North Korea has additionally continued to violate sanctions utilizing illicit ship-to-ship transfers of coal and refined petroleum merchandise, the panel stated. Moreover, the agency was at the time investigating whether North Korea was responsible for a massive hack of Japan's Coincheck exchange, which suffered a loss of more than $500 million in crypto assets. The attacks occurred over a four-year span, involving 17 different countries, with the goal of exchanging the stolen funds into foreign currencies.
The allegations were made in a draft of a twice-yearly report to a United Nations committee charged with enforcing sanctions on North Korea. The report traced the route of two Mercedes-Maybach S600 Pullman Guard limousines from their point of origin in Rotterdam, The Netherlands, to the streets of the North Korean capital of Pyongyang.
Another source of hard currency for North Korea may be an army of tech workers, according to the United Nations panel's report.
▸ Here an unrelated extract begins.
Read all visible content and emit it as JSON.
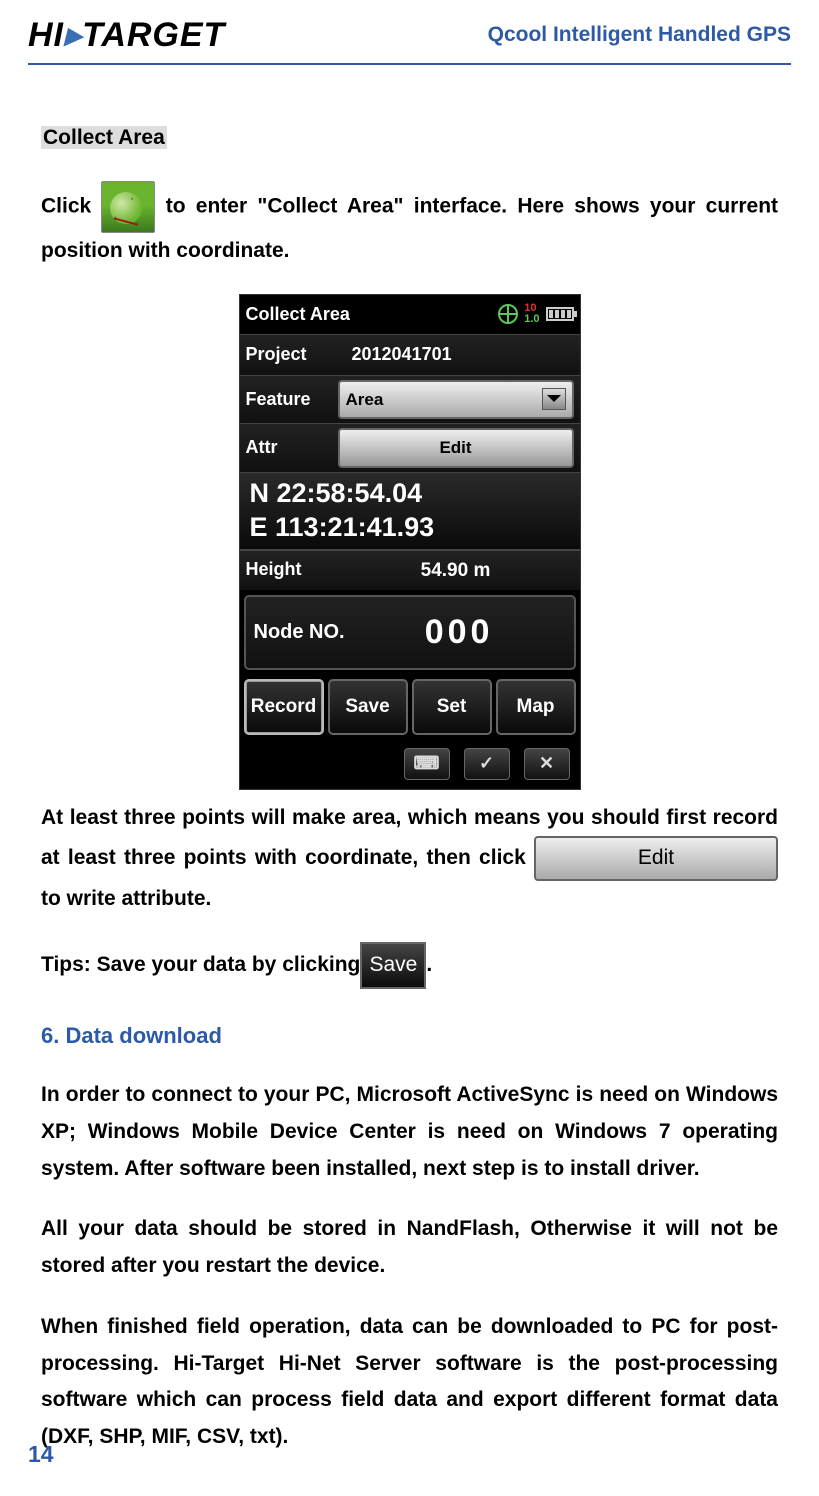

As the report pointed out, tracing the route of the automobiles to Kim's possession may show how other, more unsafe goods like WMD components get to North Korea.